== Component data from apps and pages ==
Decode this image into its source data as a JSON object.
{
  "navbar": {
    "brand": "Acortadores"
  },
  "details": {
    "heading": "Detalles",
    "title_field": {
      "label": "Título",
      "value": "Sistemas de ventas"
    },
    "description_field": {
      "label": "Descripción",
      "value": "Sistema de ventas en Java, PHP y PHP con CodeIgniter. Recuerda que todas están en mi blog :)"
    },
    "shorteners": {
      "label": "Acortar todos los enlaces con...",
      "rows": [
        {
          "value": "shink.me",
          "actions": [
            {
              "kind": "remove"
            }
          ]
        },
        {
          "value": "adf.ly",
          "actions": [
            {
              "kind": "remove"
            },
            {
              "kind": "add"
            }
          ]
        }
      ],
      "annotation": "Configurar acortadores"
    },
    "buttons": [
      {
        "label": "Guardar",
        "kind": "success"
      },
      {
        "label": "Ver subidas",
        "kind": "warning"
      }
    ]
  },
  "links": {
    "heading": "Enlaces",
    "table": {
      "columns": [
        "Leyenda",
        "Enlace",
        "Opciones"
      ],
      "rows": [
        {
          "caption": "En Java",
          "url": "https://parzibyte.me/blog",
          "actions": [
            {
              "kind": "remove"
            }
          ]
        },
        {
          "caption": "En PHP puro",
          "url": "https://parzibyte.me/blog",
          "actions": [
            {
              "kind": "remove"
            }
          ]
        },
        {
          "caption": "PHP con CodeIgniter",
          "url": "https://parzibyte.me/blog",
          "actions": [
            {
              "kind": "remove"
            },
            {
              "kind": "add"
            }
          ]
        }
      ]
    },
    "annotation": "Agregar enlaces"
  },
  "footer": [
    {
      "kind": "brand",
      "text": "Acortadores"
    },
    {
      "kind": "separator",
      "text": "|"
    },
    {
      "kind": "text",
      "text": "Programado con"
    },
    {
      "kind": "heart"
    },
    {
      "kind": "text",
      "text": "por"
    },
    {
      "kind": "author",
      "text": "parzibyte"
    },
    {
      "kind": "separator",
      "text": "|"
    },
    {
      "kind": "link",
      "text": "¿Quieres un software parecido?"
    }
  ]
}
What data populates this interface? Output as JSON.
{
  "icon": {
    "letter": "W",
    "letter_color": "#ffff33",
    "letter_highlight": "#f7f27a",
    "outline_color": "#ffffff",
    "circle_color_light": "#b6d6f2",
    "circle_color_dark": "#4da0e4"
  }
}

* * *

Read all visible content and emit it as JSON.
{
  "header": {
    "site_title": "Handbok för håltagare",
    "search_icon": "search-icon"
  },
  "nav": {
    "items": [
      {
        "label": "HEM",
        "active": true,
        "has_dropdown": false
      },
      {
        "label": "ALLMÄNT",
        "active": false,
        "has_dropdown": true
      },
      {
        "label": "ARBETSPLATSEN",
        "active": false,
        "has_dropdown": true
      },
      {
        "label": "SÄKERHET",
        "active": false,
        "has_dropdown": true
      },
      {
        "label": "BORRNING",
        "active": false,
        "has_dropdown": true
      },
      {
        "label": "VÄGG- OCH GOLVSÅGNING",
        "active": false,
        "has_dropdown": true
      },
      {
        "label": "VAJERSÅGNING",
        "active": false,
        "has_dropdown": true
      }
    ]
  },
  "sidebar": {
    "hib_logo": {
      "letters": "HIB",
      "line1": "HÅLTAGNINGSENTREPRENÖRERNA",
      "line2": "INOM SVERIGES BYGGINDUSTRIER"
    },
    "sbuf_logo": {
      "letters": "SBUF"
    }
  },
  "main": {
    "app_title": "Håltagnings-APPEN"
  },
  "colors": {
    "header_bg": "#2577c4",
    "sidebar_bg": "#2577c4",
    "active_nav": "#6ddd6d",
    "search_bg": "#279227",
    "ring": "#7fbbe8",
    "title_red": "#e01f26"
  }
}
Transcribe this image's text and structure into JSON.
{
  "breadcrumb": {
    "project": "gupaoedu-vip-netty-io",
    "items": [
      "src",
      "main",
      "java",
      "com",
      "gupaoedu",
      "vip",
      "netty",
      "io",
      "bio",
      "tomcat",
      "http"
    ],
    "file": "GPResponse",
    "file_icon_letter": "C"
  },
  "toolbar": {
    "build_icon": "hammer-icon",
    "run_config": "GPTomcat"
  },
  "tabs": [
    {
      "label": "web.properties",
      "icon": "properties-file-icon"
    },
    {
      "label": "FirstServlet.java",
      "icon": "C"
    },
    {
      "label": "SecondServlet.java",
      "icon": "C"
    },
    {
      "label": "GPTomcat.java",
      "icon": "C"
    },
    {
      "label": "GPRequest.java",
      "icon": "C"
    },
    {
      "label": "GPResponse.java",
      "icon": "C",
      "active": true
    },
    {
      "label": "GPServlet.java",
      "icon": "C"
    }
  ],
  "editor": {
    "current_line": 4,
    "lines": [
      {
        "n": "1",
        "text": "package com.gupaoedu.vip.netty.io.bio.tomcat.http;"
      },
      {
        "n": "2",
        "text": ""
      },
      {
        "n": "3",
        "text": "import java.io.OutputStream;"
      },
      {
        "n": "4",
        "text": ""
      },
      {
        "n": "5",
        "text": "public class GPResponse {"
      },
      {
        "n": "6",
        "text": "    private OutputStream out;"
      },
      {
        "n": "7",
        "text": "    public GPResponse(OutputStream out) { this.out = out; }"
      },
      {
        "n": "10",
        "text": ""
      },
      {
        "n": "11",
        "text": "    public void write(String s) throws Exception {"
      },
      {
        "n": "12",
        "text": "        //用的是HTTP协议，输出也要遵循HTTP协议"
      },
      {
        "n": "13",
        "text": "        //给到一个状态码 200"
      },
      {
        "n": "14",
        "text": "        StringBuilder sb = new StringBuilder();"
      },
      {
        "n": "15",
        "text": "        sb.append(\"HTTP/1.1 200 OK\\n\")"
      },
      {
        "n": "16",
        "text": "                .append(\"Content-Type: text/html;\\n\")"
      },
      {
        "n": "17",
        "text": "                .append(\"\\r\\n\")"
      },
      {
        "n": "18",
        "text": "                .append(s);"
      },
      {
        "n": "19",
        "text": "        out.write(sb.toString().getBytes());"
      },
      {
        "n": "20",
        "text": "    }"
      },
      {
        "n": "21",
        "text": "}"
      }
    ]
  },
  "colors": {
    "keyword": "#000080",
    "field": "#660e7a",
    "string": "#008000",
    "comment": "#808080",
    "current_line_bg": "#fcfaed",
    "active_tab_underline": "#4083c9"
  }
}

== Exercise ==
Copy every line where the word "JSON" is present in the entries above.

== Exercise answer ==
Decode this image into its source data as a JSON object.
What data populates this interface? Output as JSON.
Read all visible content and emit it as JSON.
Transcribe this image's text and structure into JSON.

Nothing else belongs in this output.